American numbers:

A violent crime is committed in the United States every 24 seconds;

A person is robbed every 58 seconds;

A woman is raped every 6 minutes;

Someone is murdered every 23 minutes.

Late on the afternoon of April 22, 1974, three Air Force enlisted men broke into a stereo shop in Ogden, Utah. While one of the airmen loaded appliances from the store into a van, the other two took the employes -- manager Stan Walker, 20, and saleswoman Michelle Ansley, 18 -- into the basement and tied them up.

Cortney Naisbitt, 16, walked into the store. He, too, was taken to the basement and bound.

Later, Orren Walker, checking on why his son hadn't come home from work, was taken prisoner. Later still, Carol Naisbitt, looking for her son, walked in and was taken.

In the course of the robbery, Ansley was stripped and raped. She and the other four prisoners were forced to drink a liquid drain cleaner, then shot in the head. Orren Walker also was choked with a cord, then had a ballpoint pen kicked through his ear and into his throat.

At about 10:30 that night, police were called to investigate "unknown trouble" at the shop. They found the two young employes, Stan Walker and Michelle Ansley, dead. Orren Walker and Carol and Cortney Naisbitt were taken to area hospitals.

Carol Naisbitt died that night. Orren Walker recovered. The doctors thought Cortney Naisbitt's case hopeless, that he was sure to die.

They were wrong. He was in a coma for four weeks, in the hospital for seven months, but he survived.

Gary Kinder's "Victim: The Other Side of Murder" is Cortney Naisbitt's story. It is the story of how his father, obstetrician Dr. Byron Naisbitt, his two brothers and sister, rallied around Cortney, how they, along with heroic efforts by physicians and staff at two Ogden hospitals, helped pull him through his crisis.

"Victim" is, in many ways, a mirror of Truman Capote's "In Cold Blood" in its intensity and the feeling of "being there" -- in the basement during the murders, in the hospital, in the morgue. But there is an important difference. In Kinder's book that focus is on the victims, not the murderers.

In "Victim" it is not the prose that rivets our attention: It is the story itself, and it is to Kinder's credit that he puts the story first. His writing style is clear and straightforward, and he pulls his readers into the story with a crisp, stark narrative and the actual words of the members of the Naisbitt family.

Dr. Byron Naisbitt, heading home from the hospital morgue: "No one was going to greet me and no one was going to be there . . . I went into the house and everything from one standpoint or another reminded me . . . Her house, her closet full of clothes, everything in the house was just her . . . It's just empty. And your life is empty with it."

The Naisbitts, before the crime, were Every Family. They were all of us, the way we might like to be, a Norman Rockwell family.
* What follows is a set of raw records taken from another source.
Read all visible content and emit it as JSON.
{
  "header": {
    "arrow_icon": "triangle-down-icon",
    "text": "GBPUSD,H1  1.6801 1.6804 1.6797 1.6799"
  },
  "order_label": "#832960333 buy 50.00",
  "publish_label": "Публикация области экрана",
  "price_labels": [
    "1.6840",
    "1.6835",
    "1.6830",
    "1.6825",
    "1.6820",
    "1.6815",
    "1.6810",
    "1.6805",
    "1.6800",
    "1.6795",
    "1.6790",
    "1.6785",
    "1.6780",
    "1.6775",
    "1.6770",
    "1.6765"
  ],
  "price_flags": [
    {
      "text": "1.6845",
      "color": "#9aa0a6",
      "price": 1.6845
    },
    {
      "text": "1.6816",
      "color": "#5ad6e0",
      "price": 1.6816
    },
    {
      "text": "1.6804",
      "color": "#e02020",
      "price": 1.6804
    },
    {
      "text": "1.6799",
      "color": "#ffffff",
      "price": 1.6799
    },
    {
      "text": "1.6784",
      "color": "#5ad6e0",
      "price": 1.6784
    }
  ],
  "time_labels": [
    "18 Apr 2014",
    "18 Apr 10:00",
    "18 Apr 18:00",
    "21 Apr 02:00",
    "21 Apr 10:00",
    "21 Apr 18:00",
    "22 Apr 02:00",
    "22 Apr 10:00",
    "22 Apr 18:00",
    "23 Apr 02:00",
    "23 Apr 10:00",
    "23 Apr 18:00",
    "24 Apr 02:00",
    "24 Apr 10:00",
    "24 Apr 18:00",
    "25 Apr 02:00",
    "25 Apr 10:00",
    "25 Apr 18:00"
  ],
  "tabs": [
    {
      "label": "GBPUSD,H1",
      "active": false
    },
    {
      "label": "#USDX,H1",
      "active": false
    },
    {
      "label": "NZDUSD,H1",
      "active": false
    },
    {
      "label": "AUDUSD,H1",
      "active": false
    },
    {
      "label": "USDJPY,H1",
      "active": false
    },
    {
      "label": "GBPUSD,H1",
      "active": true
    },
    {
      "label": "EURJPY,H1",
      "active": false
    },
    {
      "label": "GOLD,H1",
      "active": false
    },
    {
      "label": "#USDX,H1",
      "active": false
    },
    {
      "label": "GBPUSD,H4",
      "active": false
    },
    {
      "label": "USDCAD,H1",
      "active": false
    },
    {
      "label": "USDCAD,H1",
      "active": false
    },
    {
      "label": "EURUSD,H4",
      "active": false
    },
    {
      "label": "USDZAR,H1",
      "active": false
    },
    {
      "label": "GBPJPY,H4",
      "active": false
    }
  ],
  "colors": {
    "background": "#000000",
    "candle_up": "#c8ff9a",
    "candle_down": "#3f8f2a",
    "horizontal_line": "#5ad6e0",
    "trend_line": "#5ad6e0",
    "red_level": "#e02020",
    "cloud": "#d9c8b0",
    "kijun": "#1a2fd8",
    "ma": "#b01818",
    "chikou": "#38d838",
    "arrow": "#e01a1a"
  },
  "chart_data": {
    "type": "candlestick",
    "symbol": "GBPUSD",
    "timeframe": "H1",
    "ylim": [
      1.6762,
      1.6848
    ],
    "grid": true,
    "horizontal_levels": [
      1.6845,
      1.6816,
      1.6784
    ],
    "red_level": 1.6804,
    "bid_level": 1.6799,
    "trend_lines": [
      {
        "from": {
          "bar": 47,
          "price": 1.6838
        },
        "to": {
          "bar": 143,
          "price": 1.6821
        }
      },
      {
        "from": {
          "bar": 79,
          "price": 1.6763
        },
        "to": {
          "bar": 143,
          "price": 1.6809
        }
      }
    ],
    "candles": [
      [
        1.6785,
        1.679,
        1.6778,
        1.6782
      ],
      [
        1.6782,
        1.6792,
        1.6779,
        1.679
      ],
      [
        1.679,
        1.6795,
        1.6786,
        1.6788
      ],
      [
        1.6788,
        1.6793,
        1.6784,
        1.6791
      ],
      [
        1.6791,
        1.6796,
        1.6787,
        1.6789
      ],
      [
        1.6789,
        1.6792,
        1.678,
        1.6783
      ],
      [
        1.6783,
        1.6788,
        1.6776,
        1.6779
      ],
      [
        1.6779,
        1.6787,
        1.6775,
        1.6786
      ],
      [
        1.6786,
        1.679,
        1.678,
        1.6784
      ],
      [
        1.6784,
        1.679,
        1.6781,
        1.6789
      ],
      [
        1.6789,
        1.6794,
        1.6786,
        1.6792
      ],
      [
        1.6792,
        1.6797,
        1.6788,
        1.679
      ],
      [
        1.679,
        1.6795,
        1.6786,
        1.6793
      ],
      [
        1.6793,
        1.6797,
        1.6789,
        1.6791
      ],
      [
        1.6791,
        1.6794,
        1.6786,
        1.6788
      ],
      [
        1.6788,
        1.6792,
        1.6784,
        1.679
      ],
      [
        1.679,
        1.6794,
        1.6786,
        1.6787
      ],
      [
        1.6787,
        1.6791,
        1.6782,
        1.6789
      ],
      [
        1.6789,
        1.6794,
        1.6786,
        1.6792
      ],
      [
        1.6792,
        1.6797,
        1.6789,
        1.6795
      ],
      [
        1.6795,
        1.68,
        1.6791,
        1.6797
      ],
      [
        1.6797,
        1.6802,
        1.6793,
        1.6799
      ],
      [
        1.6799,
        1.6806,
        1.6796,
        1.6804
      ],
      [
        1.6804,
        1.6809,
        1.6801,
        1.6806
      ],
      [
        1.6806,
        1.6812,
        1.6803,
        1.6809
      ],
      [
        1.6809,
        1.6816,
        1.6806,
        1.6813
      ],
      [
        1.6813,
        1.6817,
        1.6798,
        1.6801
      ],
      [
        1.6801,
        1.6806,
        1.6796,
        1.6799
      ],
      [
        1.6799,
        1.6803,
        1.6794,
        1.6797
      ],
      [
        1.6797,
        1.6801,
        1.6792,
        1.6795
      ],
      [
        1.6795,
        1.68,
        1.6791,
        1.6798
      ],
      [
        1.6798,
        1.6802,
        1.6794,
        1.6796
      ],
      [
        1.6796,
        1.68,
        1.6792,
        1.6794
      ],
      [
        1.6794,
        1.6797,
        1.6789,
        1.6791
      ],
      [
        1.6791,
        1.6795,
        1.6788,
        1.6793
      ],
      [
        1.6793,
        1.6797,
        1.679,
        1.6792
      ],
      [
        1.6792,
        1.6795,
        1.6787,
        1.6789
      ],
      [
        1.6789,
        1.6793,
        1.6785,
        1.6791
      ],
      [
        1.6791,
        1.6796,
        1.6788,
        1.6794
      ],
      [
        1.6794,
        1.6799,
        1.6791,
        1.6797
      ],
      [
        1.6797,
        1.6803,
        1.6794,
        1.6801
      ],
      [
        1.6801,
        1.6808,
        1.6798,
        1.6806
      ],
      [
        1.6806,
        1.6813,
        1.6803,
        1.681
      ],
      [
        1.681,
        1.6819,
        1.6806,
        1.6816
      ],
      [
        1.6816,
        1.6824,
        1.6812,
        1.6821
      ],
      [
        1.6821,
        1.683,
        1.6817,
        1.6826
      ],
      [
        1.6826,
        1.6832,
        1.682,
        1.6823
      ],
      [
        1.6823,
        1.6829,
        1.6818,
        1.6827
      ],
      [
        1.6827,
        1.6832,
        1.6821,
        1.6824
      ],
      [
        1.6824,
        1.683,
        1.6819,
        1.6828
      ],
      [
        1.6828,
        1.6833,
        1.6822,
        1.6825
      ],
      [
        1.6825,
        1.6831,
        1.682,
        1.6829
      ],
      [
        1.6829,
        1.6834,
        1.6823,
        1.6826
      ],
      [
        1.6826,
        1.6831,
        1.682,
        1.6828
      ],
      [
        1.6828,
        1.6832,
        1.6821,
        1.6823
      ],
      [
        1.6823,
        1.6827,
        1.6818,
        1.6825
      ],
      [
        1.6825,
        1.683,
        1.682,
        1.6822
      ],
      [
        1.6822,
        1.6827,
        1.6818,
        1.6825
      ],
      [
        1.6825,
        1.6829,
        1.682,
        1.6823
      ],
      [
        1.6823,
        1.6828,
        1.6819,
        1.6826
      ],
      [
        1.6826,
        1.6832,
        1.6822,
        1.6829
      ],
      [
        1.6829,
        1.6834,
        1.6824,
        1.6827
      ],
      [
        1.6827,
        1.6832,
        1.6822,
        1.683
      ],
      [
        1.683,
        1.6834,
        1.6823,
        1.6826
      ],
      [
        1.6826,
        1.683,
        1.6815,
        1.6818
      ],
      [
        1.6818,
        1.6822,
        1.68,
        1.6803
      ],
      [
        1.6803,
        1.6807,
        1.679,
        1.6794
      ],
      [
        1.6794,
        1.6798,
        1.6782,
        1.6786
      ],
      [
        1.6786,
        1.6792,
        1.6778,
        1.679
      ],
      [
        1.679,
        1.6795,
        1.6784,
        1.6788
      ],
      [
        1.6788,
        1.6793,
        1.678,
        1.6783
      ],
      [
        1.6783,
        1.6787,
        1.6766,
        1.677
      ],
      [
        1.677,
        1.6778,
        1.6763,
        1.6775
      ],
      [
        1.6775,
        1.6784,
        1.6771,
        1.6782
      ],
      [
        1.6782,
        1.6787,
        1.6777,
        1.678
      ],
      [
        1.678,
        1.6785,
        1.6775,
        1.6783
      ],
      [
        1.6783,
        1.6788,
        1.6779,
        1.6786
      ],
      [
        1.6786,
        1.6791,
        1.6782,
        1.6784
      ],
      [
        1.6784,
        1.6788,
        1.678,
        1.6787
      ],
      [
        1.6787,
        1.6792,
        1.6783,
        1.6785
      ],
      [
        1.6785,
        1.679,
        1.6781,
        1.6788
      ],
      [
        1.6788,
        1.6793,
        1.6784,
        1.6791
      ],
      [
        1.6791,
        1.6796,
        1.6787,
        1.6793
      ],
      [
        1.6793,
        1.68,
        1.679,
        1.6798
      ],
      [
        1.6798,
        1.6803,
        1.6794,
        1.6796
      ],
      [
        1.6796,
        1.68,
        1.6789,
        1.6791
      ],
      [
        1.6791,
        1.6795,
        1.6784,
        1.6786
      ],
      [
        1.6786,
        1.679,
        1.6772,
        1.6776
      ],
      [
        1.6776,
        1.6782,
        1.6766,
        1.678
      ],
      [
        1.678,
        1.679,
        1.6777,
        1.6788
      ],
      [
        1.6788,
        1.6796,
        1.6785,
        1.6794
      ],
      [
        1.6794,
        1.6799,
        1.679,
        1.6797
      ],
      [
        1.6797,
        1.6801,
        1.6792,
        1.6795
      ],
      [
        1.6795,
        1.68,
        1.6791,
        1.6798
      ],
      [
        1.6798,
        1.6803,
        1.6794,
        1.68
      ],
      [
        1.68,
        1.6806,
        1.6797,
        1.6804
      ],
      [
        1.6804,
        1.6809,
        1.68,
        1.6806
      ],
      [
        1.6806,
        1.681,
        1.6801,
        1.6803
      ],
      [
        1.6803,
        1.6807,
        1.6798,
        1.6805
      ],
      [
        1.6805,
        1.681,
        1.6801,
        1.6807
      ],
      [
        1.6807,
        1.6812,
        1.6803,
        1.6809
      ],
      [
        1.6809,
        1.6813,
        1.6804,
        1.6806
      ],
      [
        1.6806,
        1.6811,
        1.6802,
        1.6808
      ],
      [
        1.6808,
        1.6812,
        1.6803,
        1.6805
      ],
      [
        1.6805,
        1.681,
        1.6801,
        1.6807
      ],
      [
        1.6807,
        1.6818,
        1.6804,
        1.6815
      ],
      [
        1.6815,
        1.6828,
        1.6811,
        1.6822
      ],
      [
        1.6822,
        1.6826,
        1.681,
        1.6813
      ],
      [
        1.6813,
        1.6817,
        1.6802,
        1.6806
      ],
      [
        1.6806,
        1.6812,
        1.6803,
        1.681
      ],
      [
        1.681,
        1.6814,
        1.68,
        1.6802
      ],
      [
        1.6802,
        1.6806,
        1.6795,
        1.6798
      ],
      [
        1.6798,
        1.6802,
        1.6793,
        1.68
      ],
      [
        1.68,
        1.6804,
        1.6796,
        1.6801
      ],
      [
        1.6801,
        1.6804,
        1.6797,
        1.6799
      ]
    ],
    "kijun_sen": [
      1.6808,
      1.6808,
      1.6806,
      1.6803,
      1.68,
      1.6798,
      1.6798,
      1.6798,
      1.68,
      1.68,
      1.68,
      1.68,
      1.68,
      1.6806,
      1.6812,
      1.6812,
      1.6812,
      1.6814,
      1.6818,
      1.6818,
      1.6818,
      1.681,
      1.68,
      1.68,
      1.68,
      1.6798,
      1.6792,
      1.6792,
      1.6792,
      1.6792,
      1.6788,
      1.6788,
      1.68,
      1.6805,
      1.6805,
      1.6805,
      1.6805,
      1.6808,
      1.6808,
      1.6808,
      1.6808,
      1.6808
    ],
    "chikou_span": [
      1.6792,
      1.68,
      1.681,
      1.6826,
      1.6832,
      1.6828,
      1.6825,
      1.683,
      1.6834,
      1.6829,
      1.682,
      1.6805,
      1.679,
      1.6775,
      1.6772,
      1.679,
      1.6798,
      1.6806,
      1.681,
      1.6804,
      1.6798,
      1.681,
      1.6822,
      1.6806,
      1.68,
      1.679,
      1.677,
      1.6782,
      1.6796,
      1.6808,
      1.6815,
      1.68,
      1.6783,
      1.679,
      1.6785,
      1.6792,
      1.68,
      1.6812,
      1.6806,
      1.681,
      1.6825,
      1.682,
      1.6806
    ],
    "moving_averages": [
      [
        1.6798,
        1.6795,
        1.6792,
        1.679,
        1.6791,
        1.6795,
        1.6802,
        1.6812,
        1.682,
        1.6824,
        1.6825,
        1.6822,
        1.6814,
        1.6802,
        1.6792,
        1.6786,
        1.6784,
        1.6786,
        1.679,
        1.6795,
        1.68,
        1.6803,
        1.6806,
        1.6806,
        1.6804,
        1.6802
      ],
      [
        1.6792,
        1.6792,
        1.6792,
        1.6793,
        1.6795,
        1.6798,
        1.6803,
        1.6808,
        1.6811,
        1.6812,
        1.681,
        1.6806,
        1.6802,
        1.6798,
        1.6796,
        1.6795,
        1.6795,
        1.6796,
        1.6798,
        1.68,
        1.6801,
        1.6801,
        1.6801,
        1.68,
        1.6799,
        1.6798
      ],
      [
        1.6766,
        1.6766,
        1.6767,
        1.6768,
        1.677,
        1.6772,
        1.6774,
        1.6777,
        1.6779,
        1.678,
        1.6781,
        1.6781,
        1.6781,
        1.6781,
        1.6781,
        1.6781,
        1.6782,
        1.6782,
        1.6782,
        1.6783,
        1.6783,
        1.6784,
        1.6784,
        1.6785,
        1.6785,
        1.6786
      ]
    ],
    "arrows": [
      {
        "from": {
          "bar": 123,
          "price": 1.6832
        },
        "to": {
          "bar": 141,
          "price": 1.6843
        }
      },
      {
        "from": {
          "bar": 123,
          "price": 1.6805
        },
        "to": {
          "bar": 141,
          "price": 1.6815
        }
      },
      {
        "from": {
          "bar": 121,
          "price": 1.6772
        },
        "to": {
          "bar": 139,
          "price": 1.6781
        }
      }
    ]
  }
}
Author Kinder does nothing to deny the reader this connection, but the reader is the one who makes it: What happened to the Naisbitts could happen to any of us.

We are horrified at the crime, infuriated with the perpetrators and moved by numerous incidents during Cortney's recovery.

For several months he was unaware that his mother had died, or even that she had been injured, having blocked the entire event from his memory, his own part in it included.

On one of his first trips out of the hospital, Cortney asked:

" 'Where's Mom? How come she never comes to see me?'

" 'Cortney, your mother was in the same accident as you, and she's not as well off as you are.'

" 'Well, if she can't come and see me, can I go and see her?'

" 'You really don't remember, do you, son?' "

"Cortney shook his head, looking at his father and waiting.

" 'Your mother's dead, Cortney.'

"For a moment Cortney just stared at his father. 'Oh, no,' he said finally. 'No she isn't.'

" 'She really is,' said his father, 'and we have to face the fact that she's gone.'

" 'No she isn't,' he cried. 'She isn't gone.' "

Toward the end of Cortney's hospitalization, the three airmen were arrested, charged and tried. Two were convicted of murder and aggravated robbery. The third was convicted on two counts of robbery.

On the day the two killers were sentenced to die, Cortney was released from the hospital. He returned to high school and, on May 27, 1976, he graduated.

Kinder's epilogue tells what has happened to the Naisbitt family and the killers. Cortney works at Hill Air Force Base as a computer programmer. His father has remarried.

The convicted killers are in Utah State Prison. According to Kinder, who is a lawyer, there is a 50-50 chance their sentences will be commuted to life imprisonment, making them eligible for parole.